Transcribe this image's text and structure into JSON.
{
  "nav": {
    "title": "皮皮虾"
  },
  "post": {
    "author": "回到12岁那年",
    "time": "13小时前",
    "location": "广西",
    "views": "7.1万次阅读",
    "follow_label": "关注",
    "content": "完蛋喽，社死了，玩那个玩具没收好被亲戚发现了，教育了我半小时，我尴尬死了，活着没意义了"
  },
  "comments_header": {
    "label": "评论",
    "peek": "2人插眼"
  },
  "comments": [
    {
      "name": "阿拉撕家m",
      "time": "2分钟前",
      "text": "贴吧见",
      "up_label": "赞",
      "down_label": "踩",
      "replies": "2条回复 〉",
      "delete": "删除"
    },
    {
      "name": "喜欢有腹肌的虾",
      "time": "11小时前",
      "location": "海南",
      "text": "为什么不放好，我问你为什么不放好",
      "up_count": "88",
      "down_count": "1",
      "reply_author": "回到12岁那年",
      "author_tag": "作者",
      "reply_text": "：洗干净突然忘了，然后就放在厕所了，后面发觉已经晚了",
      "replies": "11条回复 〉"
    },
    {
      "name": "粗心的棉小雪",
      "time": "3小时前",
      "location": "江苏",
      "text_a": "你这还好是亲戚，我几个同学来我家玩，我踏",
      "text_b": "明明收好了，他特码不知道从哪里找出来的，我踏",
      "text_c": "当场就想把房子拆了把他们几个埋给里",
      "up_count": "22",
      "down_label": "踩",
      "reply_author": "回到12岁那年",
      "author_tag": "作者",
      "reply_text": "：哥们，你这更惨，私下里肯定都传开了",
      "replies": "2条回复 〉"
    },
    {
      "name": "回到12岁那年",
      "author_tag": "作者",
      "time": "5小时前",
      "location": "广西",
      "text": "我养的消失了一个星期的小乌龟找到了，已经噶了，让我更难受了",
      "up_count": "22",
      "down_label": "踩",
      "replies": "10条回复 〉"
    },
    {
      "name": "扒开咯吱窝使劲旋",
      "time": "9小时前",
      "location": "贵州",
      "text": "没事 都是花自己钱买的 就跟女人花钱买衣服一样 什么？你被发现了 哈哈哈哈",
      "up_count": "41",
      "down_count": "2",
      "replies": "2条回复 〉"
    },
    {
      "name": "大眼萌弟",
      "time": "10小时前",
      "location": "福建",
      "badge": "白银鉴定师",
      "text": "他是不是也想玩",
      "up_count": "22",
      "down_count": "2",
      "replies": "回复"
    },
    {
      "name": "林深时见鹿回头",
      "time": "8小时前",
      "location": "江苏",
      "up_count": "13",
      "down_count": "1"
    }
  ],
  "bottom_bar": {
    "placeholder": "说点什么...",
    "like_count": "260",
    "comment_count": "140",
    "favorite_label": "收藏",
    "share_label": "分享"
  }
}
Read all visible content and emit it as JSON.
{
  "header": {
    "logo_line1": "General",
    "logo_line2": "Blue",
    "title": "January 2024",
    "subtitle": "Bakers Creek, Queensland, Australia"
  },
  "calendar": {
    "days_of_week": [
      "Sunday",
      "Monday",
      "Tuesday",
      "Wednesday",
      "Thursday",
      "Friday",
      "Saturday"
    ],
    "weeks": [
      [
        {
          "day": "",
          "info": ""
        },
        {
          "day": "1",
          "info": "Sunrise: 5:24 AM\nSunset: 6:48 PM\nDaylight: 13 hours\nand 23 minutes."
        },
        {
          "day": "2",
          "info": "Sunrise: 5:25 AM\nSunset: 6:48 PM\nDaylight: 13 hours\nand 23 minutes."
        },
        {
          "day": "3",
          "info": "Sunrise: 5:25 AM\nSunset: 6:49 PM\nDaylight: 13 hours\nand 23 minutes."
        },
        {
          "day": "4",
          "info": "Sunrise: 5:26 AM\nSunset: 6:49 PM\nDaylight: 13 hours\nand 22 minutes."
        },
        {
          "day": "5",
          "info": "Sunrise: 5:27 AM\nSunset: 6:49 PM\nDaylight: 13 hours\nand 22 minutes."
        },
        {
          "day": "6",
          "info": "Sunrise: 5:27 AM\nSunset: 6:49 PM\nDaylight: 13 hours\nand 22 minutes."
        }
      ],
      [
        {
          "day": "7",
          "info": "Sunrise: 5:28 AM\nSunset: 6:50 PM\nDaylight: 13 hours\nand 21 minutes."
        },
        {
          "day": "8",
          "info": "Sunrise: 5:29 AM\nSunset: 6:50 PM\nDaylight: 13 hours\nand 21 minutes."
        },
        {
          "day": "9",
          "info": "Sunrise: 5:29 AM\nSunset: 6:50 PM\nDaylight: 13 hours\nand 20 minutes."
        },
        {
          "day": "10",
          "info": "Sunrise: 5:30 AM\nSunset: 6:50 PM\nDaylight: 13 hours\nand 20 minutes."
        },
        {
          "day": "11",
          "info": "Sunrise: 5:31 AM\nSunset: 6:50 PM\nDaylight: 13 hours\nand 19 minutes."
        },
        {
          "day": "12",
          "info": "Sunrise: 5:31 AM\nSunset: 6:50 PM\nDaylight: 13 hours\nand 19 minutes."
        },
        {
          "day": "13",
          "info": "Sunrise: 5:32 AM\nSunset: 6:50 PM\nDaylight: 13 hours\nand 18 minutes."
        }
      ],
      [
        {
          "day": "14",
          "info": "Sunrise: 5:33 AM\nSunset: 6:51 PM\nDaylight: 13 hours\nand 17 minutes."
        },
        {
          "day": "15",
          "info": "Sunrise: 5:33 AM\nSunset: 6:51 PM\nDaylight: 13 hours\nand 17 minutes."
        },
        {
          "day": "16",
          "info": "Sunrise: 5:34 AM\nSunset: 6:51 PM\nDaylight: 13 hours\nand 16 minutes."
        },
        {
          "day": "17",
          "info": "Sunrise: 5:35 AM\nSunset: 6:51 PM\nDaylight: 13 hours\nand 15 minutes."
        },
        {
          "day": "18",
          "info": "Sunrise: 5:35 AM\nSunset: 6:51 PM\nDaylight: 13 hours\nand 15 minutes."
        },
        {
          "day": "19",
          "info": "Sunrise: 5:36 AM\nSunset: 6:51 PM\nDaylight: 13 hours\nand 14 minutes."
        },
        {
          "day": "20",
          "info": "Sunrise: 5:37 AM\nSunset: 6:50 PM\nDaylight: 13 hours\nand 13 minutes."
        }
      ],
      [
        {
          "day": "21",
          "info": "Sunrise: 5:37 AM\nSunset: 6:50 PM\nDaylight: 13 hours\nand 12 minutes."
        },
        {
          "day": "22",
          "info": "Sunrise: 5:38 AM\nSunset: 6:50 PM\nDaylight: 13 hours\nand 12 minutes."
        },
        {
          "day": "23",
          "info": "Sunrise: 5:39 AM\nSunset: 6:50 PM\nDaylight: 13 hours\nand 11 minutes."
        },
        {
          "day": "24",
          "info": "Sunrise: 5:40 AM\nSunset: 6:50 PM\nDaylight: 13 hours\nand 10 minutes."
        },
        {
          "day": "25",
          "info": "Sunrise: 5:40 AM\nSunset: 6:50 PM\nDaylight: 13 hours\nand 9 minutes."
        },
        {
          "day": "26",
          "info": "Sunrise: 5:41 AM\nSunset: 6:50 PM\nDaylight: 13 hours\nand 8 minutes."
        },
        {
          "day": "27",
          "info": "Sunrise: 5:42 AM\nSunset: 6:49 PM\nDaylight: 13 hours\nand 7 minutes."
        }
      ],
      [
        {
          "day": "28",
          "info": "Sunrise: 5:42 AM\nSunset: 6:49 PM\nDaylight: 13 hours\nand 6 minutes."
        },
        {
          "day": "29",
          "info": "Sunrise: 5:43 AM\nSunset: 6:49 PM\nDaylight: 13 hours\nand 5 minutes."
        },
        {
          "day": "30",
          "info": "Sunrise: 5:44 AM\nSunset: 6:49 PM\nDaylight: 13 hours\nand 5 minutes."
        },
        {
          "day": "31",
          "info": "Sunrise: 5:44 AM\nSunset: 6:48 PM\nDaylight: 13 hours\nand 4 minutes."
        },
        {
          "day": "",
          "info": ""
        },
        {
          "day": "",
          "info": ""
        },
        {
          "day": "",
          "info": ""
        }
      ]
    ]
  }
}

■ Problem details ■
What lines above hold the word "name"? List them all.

■ Solution to this exercise ■
      "name": "阿拉撕家m",
      "name": "喜欢有腹肌的虾",
      "name": "粗心的棉小雪",
      "name": "回到12岁那年",
      "name": "扒开咯吱窝使劲旋",
      "name": "大眼萌弟",
      "name": "林深时见鹿回头",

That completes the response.